EXERCISE: Please reproduce each line of the data below exactly as shown.

EXERCISE MATERIALS:
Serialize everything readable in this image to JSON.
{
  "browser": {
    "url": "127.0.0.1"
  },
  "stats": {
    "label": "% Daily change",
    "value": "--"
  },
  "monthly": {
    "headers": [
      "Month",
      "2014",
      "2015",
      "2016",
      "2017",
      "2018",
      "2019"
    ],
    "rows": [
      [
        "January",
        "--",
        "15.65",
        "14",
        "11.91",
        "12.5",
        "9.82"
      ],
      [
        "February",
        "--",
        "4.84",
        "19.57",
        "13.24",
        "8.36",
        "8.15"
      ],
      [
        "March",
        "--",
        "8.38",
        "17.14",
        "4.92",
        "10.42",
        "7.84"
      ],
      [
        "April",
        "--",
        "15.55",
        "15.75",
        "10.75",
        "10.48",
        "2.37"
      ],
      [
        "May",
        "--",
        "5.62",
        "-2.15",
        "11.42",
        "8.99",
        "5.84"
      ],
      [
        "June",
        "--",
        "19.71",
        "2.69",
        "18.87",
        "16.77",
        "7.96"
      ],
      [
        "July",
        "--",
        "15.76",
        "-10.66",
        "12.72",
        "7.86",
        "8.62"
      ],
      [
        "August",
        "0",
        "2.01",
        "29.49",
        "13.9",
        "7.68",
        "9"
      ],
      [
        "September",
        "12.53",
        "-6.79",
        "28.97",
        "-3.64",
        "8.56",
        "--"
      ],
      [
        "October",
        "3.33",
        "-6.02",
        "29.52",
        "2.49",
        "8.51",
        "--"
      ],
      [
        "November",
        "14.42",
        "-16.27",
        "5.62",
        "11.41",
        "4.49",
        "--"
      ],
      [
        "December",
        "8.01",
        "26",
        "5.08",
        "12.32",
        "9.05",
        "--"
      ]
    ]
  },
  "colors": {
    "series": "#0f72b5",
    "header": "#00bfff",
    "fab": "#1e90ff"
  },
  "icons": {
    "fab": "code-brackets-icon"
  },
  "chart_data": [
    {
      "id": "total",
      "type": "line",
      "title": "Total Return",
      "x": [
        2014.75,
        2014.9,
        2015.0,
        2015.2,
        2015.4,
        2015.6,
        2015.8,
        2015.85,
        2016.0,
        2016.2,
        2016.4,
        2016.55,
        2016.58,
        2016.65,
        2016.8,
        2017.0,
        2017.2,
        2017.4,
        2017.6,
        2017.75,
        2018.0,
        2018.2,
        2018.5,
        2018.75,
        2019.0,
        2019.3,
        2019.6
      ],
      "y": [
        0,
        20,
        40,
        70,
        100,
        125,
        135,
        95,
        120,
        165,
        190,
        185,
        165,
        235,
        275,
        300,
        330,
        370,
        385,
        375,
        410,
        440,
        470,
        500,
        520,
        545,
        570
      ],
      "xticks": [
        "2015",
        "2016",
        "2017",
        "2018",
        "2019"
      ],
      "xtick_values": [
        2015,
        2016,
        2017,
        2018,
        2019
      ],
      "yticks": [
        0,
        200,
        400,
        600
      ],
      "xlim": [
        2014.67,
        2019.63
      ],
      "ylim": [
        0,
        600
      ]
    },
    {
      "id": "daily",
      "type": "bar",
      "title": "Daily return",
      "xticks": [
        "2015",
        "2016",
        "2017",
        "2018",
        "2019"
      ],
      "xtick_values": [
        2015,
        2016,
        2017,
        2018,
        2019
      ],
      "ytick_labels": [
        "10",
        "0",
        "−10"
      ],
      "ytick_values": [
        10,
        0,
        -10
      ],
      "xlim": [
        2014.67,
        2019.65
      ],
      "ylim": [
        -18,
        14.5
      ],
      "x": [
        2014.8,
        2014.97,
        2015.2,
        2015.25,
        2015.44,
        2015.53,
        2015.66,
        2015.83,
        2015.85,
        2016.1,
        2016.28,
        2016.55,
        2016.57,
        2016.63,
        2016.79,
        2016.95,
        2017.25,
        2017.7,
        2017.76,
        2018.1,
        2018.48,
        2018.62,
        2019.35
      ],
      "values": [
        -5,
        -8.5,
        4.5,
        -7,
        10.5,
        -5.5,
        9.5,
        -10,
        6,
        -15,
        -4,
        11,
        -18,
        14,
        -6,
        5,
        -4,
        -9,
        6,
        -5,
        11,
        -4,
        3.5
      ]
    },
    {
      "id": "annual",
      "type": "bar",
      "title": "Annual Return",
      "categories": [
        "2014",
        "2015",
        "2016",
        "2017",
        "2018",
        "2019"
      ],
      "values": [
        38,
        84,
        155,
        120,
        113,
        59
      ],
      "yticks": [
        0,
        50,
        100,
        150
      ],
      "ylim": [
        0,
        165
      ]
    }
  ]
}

SOLUTION FOR THIS PROBLEM:
Serialize everything readable in this image to JSON.
{
  "browser": {
    "url": "127.0.0.1"
  },
  "stats": {
    "label": "% Daily change",
    "value": "--"
  },
  "monthly": {
    "headers": [
      "Month",
      "2014",
      "2015",
      "2016",
      "2017",
      "2018",
      "2019"
    ],
    "rows": [
      [
        "January",
        "--",
        "15.65",
        "14",
        "11.91",
        "12.5",
        "9.82"
      ],
      [
        "February",
        "--",
        "4.84",
        "19.57",
        "13.24",
        "8.36",
        "8.15"
      ],
      [
        "March",
        "--",
        "8.38",
        "17.14",
        "4.92",
        "10.42",
        "7.84"
      ],
      [
        "April",
        "--",
        "15.55",
        "15.75",
        "10.75",
        "10.48",
        "2.37"
      ],
      [
        "May",
        "--",
        "5.62",
        "-2.15",
        "11.42",
        "8.99",
        "5.84"
      ],
      [
        "June",
        "--",
        "19.71",
        "2.69",
        "18.87",
        "16.77",
        "7.96"
      ],
      [
        "July",
        "--",
        "15.76",
        "-10.66",
        "12.72",
        "7.86",
        "8.62"
      ],
      [
        "August",
        "0",
        "2.01",
        "29.49",
        "13.9",
        "7.68",
        "9"
      ],
      [
        "September",
        "12.53",
        "-6.79",
        "28.97",
        "-3.64",
        "8.56",
        "--"
      ],
      [
        "October",
        "3.33",
        "-6.02",
        "29.52",
        "2.49",
        "8.51",
        "--"
      ],
      [
        "November",
        "14.42",
        "-16.27",
        "5.62",
        "11.41",
        "4.49",
        "--"
      ],
      [
        "December",
        "8.01",
        "26",
        "5.08",
        "12.32",
        "9.05",
        "--"
      ]
    ]
  },
  "colors": {
    "series": "#0f72b5",
    "header": "#00bfff",
    "fab": "#1e90ff"
  },
  "icons": {
    "fab": "code-brackets-icon"
  },
  "chart_data": [
    {
      "id": "total",
      "type": "line",
      "title": "Total Return",
      "x": [
        2014.75,
        2014.9,
        2015.0,
        2015.2,
        2015.4,
        2015.6,
        2015.8,
        2015.85,
        2016.0,
        2016.2,
        2016.4,
        2016.55,
        2016.58,
        2016.65,
        2016.8,
        2017.0,
        2017.2,
        2017.4,
        2017.6,
        2017.75,
        2018.0,
        2018.2,
        2018.5,
        2018.75,
        2019.0,
        2019.3,
        2019.6
      ],
      "y": [
        0,
        20,
        40,
        70,
        100,
        125,
        135,
        95,
        120,
        165,
        190,
        185,
        165,
        235,
        275,
        300,
        330,
        370,
        385,
        375,
        410,
        440,
        470,
        500,
        520,
        545,
        570
      ],
      "xticks": [
        "2015",
        "2016",
        "2017",
        "2018",
        "2019"
      ],
      "xtick_values": [
        2015,
        2016,
        2017,
        2018,
        2019
      ],
      "yticks": [
        0,
        200,
        400,
        600
      ],
      "xlim": [
        2014.67,
        2019.63
      ],
      "ylim": [
        0,
        600
      ]
    },
    {
      "id": "daily",
      "type": "bar",
      "title": "Daily return",
      "xticks": [
        "2015",
        "2016",
        "2017",
        "2018",
        "2019"
      ],
      "xtick_values": [
        2015,
        2016,
        2017,
        2018,
        2019
      ],
      "ytick_labels": [
        "10",
        "0",
        "−10"
      ],
      "ytick_values": [
        10,
        0,
        -10
      ],
      "xlim": [
        2014.67,
        2019.65
      ],
      "ylim": [
        -18,
        14.5
      ],
      "x": [
        2014.8,
        2014.97,
        2015.2,
        2015.25,
        2015.44,
        2015.53,
        2015.66,
        2015.83,
        2015.85,
        2016.1,
        2016.28,
        2016.55,
        2016.57,
        2016.63,
        2016.79,
        2016.95,
        2017.25,
        2017.7,
        2017.76,
        2018.1,
        2018.48,
        2018.62,
        2019.35
      ],
      "values": [
        -5,
        -8.5,
        4.5,
        -7,
        10.5,
        -5.5,
        9.5,
        -10,
        6,
        -15,
        -4,
        11,
        -18,
        14,
        -6,
        5,
        -4,
        -9,
        6,
        -5,
        11,
        -4,
        3.5
      ]
    },
    {
      "id": "annual",
      "type": "bar",
      "title": "Annual Return",
      "categories": [
        "2014",
        "2015",
        "2016",
        "2017",
        "2018",
        "2019"
      ],
      "values": [
        38,
        84,
        155,
        120,
        113,
        59
      ],
      "yticks": [
        0,
        50,
        100,
        150
      ],
      "ylim": [
        0,
        165
      ]
    }
  ]
}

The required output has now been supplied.